Directions.
Check each line of the material below for the word "checked". Say how many lines have it, and nothing else.
Stored data: Begin
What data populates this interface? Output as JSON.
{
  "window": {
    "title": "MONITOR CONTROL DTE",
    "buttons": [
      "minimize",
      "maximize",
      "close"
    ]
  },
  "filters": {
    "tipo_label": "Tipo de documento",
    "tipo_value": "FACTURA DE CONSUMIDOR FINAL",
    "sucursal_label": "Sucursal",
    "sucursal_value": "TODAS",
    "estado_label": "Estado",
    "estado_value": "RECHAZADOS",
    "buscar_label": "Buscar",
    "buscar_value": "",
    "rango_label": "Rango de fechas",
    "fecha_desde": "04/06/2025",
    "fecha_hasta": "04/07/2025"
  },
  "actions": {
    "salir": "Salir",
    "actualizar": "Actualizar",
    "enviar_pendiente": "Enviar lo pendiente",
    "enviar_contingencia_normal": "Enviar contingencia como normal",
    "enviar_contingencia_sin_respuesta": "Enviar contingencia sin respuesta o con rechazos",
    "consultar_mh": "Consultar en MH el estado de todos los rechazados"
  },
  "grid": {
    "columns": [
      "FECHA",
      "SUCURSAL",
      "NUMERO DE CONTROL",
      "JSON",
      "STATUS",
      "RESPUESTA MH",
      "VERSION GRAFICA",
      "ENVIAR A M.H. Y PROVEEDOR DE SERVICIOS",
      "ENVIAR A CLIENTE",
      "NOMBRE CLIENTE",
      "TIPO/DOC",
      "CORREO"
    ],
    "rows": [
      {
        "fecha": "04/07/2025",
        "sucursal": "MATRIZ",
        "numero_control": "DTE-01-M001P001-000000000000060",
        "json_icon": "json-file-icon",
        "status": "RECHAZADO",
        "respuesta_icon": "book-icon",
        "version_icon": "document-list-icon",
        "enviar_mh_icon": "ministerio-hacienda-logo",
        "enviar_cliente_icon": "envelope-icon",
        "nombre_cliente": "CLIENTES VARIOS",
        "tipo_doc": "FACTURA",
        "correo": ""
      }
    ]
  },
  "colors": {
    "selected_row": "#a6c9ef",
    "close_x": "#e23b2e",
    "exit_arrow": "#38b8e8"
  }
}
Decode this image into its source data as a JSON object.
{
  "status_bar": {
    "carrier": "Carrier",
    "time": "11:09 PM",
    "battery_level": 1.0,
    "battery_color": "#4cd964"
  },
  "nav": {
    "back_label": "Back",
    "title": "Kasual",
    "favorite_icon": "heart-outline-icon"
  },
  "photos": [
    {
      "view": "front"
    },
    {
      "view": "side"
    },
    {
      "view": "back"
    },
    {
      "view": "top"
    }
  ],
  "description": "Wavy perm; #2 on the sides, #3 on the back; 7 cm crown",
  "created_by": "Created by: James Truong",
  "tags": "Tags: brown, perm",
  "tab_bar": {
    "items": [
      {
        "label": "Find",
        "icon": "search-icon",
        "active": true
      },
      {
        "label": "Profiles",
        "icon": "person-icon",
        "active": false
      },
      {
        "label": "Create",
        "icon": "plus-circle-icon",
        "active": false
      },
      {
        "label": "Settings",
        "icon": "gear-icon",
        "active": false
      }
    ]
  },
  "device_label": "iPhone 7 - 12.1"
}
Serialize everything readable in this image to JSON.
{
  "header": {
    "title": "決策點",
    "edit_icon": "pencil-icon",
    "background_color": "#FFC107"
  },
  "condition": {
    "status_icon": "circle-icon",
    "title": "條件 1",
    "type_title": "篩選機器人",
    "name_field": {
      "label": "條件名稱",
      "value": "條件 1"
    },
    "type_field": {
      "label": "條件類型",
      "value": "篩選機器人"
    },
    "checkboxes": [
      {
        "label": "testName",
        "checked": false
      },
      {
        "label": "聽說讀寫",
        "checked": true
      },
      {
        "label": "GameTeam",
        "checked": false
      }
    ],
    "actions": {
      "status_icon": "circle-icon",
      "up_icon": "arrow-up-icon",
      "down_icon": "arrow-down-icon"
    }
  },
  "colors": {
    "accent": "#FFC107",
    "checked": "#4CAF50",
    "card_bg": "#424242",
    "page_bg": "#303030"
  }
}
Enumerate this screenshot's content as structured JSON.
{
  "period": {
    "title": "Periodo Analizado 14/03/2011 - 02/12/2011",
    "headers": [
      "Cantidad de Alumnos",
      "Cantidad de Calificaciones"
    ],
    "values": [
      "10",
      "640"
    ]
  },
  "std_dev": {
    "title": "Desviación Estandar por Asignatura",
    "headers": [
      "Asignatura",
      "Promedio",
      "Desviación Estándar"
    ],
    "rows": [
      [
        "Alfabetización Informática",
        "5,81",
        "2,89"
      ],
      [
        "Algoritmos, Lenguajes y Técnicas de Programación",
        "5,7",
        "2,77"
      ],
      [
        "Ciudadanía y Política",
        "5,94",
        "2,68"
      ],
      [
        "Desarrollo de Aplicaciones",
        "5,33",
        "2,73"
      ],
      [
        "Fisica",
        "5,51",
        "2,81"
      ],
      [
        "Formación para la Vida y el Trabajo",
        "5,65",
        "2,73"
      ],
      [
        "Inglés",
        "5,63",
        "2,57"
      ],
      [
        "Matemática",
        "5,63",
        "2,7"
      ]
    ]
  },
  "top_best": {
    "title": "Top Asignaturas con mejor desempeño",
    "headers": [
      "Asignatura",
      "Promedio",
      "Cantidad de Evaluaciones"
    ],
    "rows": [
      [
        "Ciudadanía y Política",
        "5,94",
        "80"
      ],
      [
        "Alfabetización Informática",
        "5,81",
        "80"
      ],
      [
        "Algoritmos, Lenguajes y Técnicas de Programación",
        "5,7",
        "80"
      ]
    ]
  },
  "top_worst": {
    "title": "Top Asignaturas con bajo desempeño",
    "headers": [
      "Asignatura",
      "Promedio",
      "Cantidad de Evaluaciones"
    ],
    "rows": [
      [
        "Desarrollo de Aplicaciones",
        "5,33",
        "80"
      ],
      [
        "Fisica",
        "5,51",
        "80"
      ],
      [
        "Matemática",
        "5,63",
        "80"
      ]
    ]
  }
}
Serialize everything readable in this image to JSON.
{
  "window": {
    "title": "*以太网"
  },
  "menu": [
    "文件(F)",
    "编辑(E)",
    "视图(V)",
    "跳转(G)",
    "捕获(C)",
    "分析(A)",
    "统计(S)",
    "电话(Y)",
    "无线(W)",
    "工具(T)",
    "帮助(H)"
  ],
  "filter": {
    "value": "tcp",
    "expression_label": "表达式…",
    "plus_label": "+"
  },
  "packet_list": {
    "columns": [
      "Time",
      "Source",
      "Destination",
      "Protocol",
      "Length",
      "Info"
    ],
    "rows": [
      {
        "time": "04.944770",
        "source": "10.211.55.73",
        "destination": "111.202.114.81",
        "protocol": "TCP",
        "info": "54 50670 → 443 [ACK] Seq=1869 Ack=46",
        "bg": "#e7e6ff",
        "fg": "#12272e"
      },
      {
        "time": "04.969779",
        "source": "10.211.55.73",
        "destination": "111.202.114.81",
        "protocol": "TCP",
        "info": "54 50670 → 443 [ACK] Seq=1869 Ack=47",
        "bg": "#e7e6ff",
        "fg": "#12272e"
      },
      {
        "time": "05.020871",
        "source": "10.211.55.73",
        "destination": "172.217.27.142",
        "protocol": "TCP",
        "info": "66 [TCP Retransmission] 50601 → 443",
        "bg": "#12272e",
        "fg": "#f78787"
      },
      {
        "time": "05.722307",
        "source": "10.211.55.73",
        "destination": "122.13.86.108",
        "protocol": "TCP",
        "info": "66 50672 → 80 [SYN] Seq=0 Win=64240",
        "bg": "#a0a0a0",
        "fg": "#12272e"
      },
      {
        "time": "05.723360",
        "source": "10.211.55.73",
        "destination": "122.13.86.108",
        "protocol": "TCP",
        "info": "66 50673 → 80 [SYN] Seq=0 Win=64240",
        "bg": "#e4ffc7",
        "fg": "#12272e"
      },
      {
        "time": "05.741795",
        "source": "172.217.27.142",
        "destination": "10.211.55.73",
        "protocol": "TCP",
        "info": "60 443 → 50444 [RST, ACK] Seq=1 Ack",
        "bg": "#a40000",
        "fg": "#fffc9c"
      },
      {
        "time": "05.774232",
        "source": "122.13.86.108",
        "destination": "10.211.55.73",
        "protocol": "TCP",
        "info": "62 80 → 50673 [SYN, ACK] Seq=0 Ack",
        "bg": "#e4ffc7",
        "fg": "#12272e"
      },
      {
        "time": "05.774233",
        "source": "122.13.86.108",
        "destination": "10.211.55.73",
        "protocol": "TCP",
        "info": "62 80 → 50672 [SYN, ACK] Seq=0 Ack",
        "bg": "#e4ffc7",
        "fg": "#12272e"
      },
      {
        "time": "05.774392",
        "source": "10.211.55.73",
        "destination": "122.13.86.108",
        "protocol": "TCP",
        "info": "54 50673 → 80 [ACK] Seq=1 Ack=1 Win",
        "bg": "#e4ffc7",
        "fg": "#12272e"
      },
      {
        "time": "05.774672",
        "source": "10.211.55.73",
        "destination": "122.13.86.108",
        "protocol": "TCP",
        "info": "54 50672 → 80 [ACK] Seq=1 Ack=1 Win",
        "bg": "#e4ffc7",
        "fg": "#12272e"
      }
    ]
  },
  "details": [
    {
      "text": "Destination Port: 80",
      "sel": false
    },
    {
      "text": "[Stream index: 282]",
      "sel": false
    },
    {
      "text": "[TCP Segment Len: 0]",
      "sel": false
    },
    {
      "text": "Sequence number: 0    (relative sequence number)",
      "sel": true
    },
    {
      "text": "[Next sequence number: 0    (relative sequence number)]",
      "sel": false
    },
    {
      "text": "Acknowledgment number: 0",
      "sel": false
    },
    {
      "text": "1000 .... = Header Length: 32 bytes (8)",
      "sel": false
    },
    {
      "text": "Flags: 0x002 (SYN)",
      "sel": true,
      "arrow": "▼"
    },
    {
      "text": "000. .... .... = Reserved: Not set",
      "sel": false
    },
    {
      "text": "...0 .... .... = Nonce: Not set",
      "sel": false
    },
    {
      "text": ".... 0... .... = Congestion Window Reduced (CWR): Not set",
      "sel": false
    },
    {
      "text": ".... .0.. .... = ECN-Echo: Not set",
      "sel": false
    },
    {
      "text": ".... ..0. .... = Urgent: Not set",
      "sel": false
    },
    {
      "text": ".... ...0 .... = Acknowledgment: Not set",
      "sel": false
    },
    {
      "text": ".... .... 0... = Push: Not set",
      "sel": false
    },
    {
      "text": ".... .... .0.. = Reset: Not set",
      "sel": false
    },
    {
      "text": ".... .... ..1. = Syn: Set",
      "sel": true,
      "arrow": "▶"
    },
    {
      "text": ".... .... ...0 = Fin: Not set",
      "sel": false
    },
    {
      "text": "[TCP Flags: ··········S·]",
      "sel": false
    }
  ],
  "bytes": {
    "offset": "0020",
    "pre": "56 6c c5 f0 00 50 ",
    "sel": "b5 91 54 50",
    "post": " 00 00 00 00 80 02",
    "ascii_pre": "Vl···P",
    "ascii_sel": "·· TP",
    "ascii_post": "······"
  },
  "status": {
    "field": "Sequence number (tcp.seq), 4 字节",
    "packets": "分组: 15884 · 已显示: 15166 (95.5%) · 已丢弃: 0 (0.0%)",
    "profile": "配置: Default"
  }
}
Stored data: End
Solved problem.
4